During the conversation, students were encouraged to ask questions centered around reproductive rights, sexual freedom and the cycle of oppression. Ross encouraged students to rebel against the long-standing system of sexism and reproductive silence strategically.

“Don’t sabotage your own goals trying to start a revolution cause the oppression will still be here when you graduate. I mean it’s not like we’re going to run out of oppression before you graduate. It don’t work like that,” Ross told attendees.

At the age of 15, Ross began her activism career after giving birth to a child born of incest and being forced to raise that child. Ross notes her inability to find solace in religion because of the way she was treated by her church. She was told to confess for being raped while her cousin, the perpetrator was never brought into the conversation.
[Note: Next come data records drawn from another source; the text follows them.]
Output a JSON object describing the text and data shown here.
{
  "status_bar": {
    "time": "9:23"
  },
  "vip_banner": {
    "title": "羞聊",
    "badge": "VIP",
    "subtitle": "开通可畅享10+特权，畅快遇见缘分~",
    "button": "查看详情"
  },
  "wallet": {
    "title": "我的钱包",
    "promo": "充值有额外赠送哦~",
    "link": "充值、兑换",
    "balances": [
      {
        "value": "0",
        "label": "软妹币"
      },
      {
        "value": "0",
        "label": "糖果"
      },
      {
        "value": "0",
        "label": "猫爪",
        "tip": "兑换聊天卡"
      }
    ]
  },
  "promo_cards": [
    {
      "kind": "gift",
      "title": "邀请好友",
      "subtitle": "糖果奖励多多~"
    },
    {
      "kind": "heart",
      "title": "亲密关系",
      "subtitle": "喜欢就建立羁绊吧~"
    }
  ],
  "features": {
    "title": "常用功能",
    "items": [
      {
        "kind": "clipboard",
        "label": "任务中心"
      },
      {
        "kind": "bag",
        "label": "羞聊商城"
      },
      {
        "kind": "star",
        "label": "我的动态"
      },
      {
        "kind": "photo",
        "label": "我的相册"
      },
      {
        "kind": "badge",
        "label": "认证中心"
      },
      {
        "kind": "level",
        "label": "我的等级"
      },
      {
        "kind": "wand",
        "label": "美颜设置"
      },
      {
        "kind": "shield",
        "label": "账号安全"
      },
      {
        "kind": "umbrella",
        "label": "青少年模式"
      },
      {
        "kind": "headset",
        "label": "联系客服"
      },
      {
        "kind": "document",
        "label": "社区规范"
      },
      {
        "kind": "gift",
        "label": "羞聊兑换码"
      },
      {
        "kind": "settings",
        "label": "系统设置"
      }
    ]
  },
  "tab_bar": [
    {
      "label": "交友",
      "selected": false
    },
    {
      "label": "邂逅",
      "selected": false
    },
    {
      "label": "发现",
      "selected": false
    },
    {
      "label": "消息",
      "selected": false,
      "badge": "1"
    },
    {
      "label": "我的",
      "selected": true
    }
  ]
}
At the age of 23, she survived sterilization abuse by a faulty IUD (Dalkon Shield). Ross was one of the first women of color to win a case against the manufacturer of Dalkon Shield.

When asked where she saw reproductive justice going in the future, Ross said that reproductive justice is a lens that can be moved to center different groups. While she chose to use the lens to benefit Black women, Ross encourages all women to work to find what reproductive justice means and does for them in order to work away from the white supremacy framework.
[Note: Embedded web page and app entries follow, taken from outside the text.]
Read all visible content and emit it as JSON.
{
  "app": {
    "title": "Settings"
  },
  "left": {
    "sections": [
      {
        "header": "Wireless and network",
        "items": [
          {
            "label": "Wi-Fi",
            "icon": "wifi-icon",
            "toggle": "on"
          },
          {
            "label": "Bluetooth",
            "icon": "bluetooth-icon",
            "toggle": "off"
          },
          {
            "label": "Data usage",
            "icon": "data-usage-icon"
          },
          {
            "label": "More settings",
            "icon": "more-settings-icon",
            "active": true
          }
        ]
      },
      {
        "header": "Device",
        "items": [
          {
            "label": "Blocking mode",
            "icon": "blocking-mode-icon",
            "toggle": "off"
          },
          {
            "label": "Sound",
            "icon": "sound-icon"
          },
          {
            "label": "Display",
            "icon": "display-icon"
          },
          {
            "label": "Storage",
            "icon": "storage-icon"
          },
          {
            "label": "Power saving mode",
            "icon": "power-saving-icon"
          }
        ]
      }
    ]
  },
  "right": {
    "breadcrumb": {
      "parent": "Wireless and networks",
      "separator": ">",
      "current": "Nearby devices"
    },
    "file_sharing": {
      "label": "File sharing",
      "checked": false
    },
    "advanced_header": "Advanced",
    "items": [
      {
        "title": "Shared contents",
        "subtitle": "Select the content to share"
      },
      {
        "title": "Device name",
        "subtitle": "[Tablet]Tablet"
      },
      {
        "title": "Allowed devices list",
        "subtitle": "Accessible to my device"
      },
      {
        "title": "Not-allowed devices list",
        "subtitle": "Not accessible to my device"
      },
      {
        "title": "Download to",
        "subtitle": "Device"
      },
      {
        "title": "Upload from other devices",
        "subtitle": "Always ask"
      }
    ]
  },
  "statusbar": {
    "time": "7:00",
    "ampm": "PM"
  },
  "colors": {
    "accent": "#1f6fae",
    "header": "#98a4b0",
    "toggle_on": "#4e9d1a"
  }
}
“I watched the Indigenous women shift the lens and redefine reproductive justice incorporating sovereignty in a way that wouldn’t have occurred to or was not needed by Black women. I watched Latinas shift it and incorporate a struggle against immigration rights that again would not have occurred to Black women. I watched white women re-center it and talk about critical white feminism as a way of resisting white supremacy among white women,” said Ross.

Ross has expansive experience and history in reproductive rights. She has taught as a visiting professor of practice in the School of Social Transformation at Arizona State University and as a visiting professor at Hampshire College in women’s studies. Ross is also a co-founder and the National Coordinator of the SisterSong Women of Color Reproductive Justice Collective. This collective works to organize women of color and allied organizations that organize women of color in the reproductive justice movement.

Ross also founded and was the executive director of the National Center for Human Rights Education in Atlanta, Georgia, launched the Women of Color Program for the National Organization for Women and opened the first rape crisis center (D.C. Rape Crisis Center) as the third executive director in 1979. In 2004, Ross was the National Co-Director of the March for Women’s Lives in Washington D.C. From there, Ross has gone on to author and co-author many books.

Now at the age of 66, Ross is a professor in women’s studies and teaches “White Supremacy in the Age of Trump” at Smith College and speaks out about reproductive rights through NBC, The New York Times and “Full-Frontal with Samantha Bee.”

“I ain’t ready to pass the torch, I’m still using it,” said Ross.

Meghan Sorensen  can be reached at [email protected]and followed on Twitter @SorensenMeghan.